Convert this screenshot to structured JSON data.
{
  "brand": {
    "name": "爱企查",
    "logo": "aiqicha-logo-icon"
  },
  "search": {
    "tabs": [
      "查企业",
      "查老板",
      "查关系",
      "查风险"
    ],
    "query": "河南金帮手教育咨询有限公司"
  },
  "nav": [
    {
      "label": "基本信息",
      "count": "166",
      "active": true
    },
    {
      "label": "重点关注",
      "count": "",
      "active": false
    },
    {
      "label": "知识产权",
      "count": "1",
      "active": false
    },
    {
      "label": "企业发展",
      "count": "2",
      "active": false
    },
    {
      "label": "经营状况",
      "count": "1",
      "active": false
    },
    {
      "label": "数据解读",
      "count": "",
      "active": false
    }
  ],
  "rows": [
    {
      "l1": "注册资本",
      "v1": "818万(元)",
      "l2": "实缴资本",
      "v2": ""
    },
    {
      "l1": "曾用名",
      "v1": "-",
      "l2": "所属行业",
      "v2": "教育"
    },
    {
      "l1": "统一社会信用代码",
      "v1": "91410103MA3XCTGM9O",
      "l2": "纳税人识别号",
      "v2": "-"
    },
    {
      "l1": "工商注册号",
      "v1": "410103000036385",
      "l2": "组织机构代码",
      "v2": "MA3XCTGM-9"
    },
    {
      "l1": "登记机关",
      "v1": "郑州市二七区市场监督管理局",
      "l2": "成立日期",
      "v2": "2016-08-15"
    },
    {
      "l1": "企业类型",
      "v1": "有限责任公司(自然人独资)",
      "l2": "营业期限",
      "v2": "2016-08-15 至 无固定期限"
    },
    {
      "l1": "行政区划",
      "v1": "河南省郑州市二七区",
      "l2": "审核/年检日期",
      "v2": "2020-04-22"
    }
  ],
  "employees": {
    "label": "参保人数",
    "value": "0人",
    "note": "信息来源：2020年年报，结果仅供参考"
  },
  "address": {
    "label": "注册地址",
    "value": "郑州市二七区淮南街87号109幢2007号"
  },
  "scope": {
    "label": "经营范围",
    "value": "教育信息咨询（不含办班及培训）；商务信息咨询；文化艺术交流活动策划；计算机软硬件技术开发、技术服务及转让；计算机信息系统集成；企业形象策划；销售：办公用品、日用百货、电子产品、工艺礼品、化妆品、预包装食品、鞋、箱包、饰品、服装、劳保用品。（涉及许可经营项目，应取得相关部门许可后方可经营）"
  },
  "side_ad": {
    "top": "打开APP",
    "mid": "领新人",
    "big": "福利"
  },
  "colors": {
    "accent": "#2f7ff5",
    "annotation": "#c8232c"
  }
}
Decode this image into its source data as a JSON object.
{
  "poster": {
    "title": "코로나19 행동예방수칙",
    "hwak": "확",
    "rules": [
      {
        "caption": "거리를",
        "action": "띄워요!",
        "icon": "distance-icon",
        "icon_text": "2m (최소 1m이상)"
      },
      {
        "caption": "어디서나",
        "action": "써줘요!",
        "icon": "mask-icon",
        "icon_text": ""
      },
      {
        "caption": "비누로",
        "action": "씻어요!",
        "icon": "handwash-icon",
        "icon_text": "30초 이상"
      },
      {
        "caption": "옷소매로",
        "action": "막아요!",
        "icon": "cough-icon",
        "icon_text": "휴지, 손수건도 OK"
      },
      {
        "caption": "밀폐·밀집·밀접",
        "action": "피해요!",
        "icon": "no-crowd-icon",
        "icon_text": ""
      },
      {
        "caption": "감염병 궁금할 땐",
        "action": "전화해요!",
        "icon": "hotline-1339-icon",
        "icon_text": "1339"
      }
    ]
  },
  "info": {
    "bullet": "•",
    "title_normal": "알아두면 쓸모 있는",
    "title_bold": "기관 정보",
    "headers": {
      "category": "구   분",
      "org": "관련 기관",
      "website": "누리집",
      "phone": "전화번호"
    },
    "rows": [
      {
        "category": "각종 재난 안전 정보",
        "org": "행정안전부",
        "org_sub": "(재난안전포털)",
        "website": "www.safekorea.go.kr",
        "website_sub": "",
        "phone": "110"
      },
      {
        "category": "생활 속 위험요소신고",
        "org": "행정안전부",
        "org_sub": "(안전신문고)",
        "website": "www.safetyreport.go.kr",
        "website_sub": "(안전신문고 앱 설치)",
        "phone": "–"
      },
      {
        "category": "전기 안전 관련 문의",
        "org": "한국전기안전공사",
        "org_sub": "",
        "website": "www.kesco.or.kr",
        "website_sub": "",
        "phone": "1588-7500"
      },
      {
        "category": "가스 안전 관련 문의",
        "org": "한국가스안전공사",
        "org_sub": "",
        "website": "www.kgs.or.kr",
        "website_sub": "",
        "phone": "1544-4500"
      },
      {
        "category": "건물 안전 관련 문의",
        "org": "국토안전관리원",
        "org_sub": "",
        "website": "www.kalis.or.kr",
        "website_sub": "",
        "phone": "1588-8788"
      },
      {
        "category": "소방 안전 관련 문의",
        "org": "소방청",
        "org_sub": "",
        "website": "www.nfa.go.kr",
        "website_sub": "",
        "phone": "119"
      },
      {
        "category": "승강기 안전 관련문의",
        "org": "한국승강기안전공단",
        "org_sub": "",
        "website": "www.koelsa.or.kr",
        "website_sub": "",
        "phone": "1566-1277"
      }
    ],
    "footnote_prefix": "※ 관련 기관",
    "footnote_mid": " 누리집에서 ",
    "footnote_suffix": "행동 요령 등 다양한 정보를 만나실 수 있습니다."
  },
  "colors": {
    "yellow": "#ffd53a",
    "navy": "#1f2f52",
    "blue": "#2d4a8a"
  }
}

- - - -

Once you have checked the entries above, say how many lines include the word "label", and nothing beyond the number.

9